“(The) study as how I see it, even if we push the tax rate option another week or two, you have an idea of what needs to be done with wage study,” Saleh said.

Tyndall said the study is not “in its final draft” and that the town likely won’t be ready to implement its conclusions until closer to the start of FY24 if not a month or two after that.

“That needs to be a public discussion, concerning this wage study,” Councilmember Dean Burrell said. “I believe that wholeheartedly. It is not a secret and it needs to be shared.”

“I do realize … that we’re not trying to keep it a secret but at the same time it needs to be shared and folks need to know publicly what we’re looking at and the direction we’re trying to grow.”

Later, Saleh stressed again, there is no point in delaying wage increases when the town knows it’ll need to happen eventually.

“I hear the wage study a lot,” she said. “Even if we removed it and there was no increase, it would come and we would have to adjust the budget. Where’s the good in this? We’re back to square A.”

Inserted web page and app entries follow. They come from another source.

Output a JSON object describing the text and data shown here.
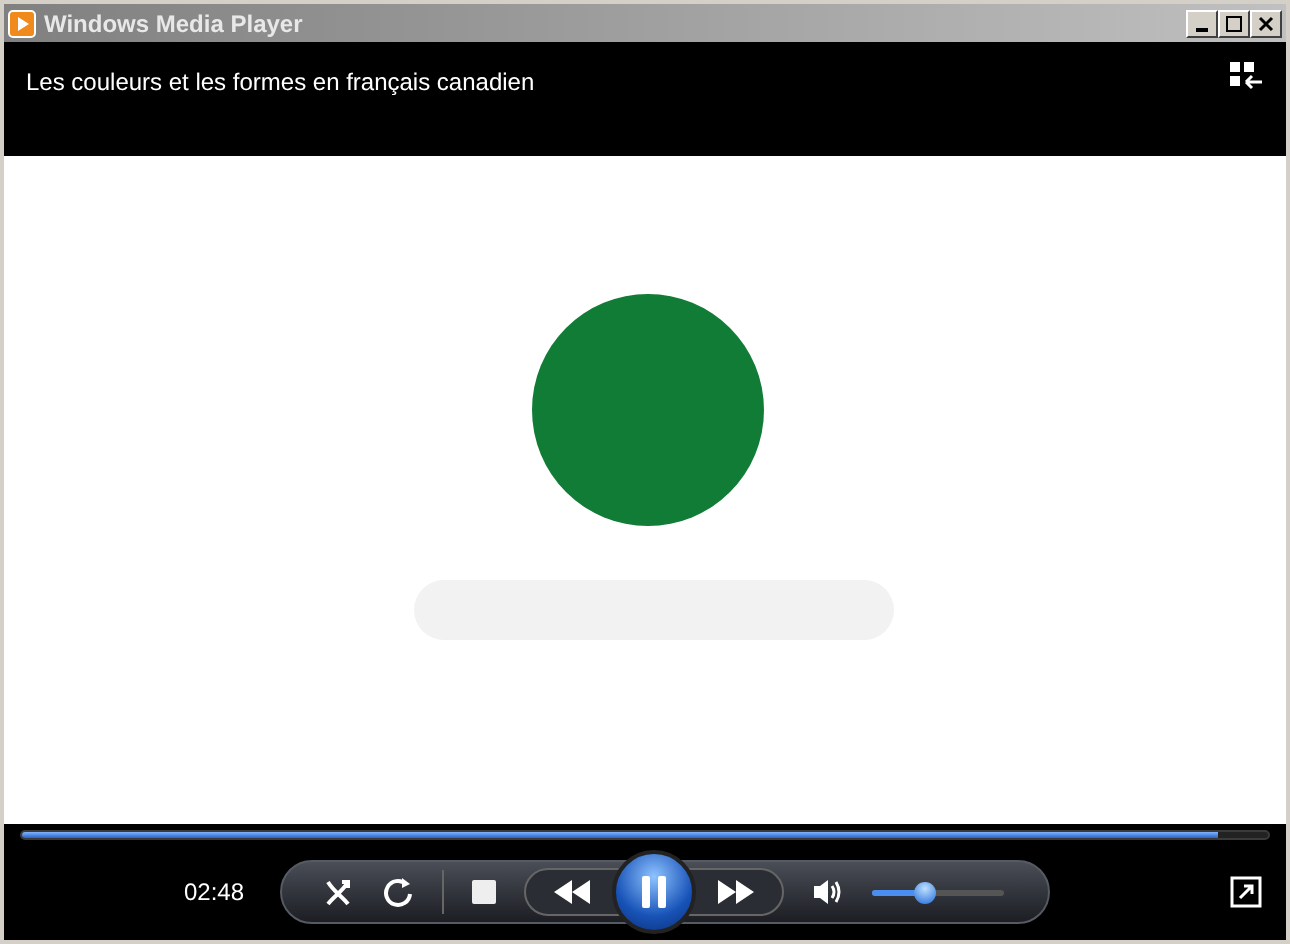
{
  "window": {
    "title": "Windows Media Player"
  },
  "media_title": "Les couleurs et les formes en français canadien",
  "seek": {
    "level": 0.96
  },
  "time": "02:48",
  "playing": true,
  "volume": {
    "level": 0.4
  }
}
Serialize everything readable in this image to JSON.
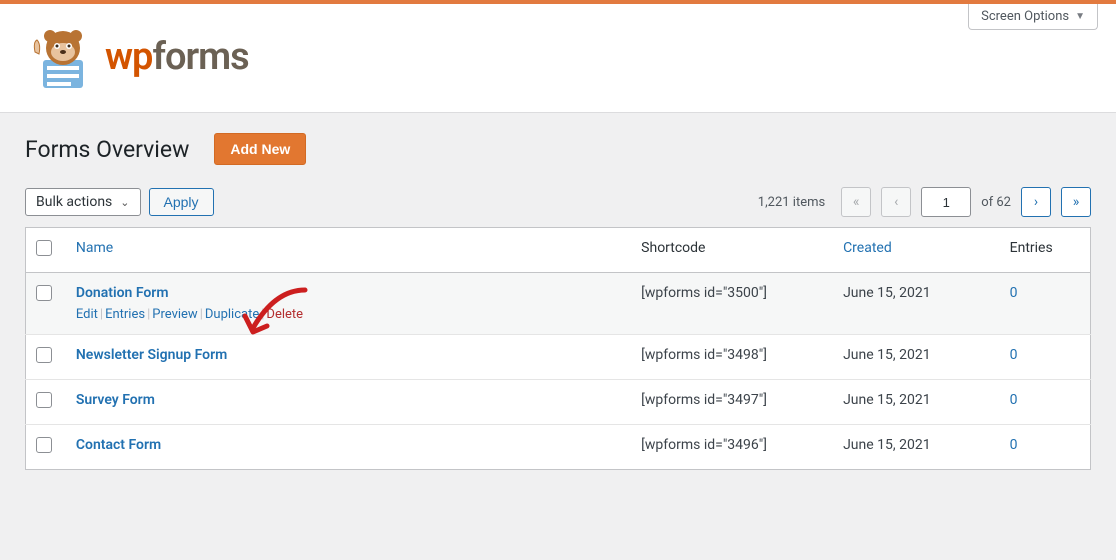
{
  "screenOptions": "Screen Options",
  "logo": {
    "wp": "wp",
    "forms": "forms"
  },
  "pageTitle": "Forms Overview",
  "addNew": "Add New",
  "bulkActions": "Bulk actions",
  "apply": "Apply",
  "pagination": {
    "itemsText": "1,221 items",
    "current": "1",
    "totalText": "of 62",
    "first": "«",
    "prev": "‹",
    "next": "›",
    "last": "»"
  },
  "columns": {
    "name": "Name",
    "shortcode": "Shortcode",
    "created": "Created",
    "entries": "Entries"
  },
  "rowActions": {
    "edit": "Edit",
    "entries": "Entries",
    "preview": "Preview",
    "duplicate": "Duplicate",
    "delete": "Delete"
  },
  "rows": [
    {
      "title": "Donation Form",
      "shortcode": "[wpforms id=\"3500\"]",
      "created": "June 15, 2021",
      "entries": "0",
      "showActions": true
    },
    {
      "title": "Newsletter Signup Form",
      "shortcode": "[wpforms id=\"3498\"]",
      "created": "June 15, 2021",
      "entries": "0",
      "showActions": false
    },
    {
      "title": "Survey Form",
      "shortcode": "[wpforms id=\"3497\"]",
      "created": "June 15, 2021",
      "entries": "0",
      "showActions": false
    },
    {
      "title": "Contact Form",
      "shortcode": "[wpforms id=\"3496\"]",
      "created": "June 15, 2021",
      "entries": "0",
      "showActions": false
    }
  ],
  "annotationColor": "#cc1f1f"
}
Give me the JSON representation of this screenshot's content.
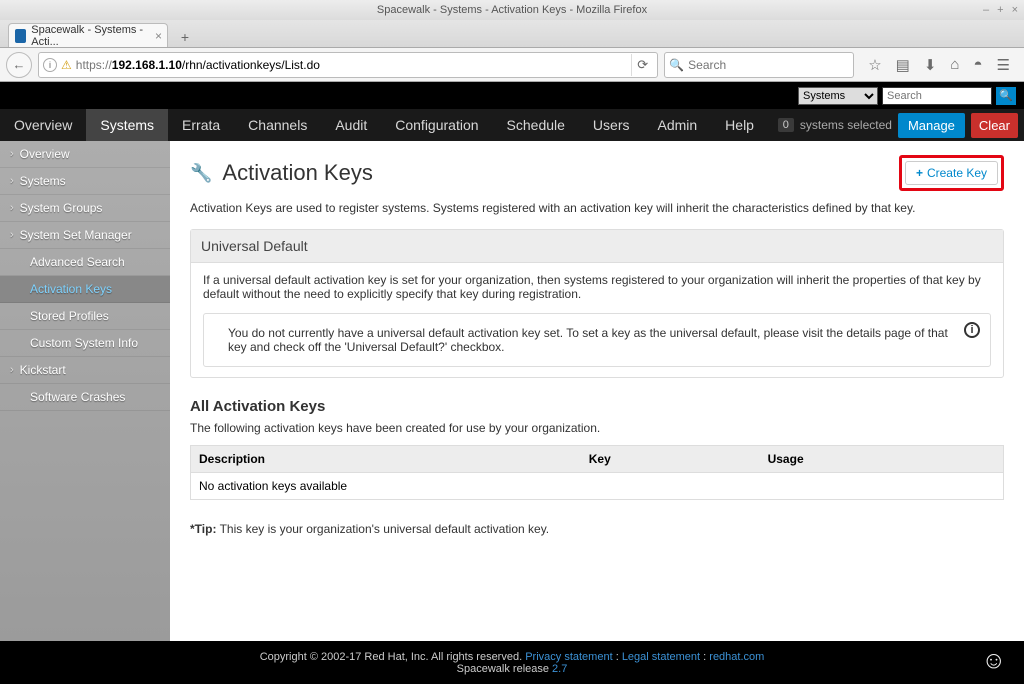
{
  "window": {
    "title": "Spacewalk - Systems - Activation Keys - Mozilla Firefox"
  },
  "tab": {
    "title": "Spacewalk - Systems - Acti..."
  },
  "url": {
    "host": "192.168.1.10",
    "path": "/rhn/activationkeys/List.do"
  },
  "browser_search": {
    "placeholder": "Search"
  },
  "header": {
    "dropdown": "Systems",
    "search_placeholder": "Search"
  },
  "nav": {
    "items": [
      "Overview",
      "Systems",
      "Errata",
      "Channels",
      "Audit",
      "Configuration",
      "Schedule",
      "Users",
      "Admin",
      "Help"
    ],
    "active": "Systems",
    "systems_selected_count": "0",
    "systems_selected_label": "systems selected",
    "manage": "Manage",
    "clear": "Clear"
  },
  "sidebar": {
    "items": [
      "Overview",
      "Systems",
      "System Groups",
      "System Set Manager",
      "Advanced Search",
      "Activation Keys",
      "Stored Profiles",
      "Custom System Info",
      "Kickstart",
      "Software Crashes"
    ],
    "active_index": 5
  },
  "page": {
    "title": "Activation Keys",
    "create_btn": "Create Key",
    "intro": "Activation Keys are used to register systems. Systems registered with an activation key will inherit the characteristics defined by that key."
  },
  "universal": {
    "heading": "Universal Default",
    "body": "If a universal default activation key is set for your organization, then systems registered to your organization will inherit the properties of that key by default without the need to explicitly specify that key during registration.",
    "info": "You do not currently have a universal default activation key set. To set a key as the universal default, please visit the details page of that key and check off the 'Universal Default?' checkbox."
  },
  "all_keys": {
    "heading": "All Activation Keys",
    "desc": "The following activation keys have been created for use by your organization.",
    "cols": [
      "Description",
      "Key",
      "Usage"
    ],
    "empty": "No activation keys available"
  },
  "tip": {
    "label": "*Tip:",
    "text": " This key is your organization's universal default activation key."
  },
  "footer": {
    "copyright": "Copyright © 2002-17 Red Hat, Inc. All rights reserved. ",
    "privacy": "Privacy statement",
    "legal": "Legal statement",
    "redhat": "redhat.com",
    "release_label": "Spacewalk release ",
    "release_ver": "2.7"
  }
}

She and Tyndall both made the same point for using any kind of contingency money for yearly expenses.

And Tyndall shared that he’s heard from multiple department heads that they sometimes go home at night wondering how they’re going to keep their department running with current funding levels.

Councilmember Steve Green twice moved to adopt an 83-cent tax rate, with both motions failing. At that rate, he said the increase on a $400,000 property would be roughly $5 per month or $60 per year.

He also pointed out that a 1.5-cent increase pales in comparison to what the town did in 2019 when it raised the tax rate to 80 cents from a 68-cent levy.

“I don’t want to be back in (that) position (down the road),” Green said.

Councilmember Shaneka Nichols, who supported a failed motion by Orris to preserve the current 81.5-cent rate, said that she doesn’t want the situation to get to that point, either, but he’s talking from a frame of reference that is simply a non-starter for some Berlin residents.

“In District 3, $400,000 is laughable for most of, the majority of, the residents in my district,” she said. “I don’t say 81.5 (cents) to go against the grain … My biggest fear has always been to be in that spot where the prior council found themselves a few years back.

“But there are people who can’t afford to pay for their flipping (basic expenses), let alone an increase of $60 per year. That takes us back to where we are where people who have been here their entire lives can’t afford to stay.”

Even with the increase, Berlin’s tax is still at least a couple of cents below the tax rates for other municipalities in the region. Crisfield, Fruitland, Pocomoke City, Princess Anne, Salisbury and Snow Hill were all at least 86 cents. Pocomoke’s tax rate was 94 cents last fiscal year.

The town found itself in the unenviable position of dealing with a considerable gap between revenues and expenses this spring while looking to address multiple high-priority — and expensive — projects that have long plagued residents and town employees.

There are considerable stormwater drainage issues that the town is finally addressing. Earlier this year the town entered into the state’s Law Enforcement Officer Pension System (LEOPS) to make the town competitive in the region and stop the hemorrhaging of experienced officers and recruits alike to greener pastures. The town is now looking to do the same thing for the rest of its employees.

All the while, Berlin is mulling how to grow its business district.

Looking toward the future, essentially, an 81.5-cent property tax became wishful thinking in the face of ambition.

The next step for the town will be confirming the budget.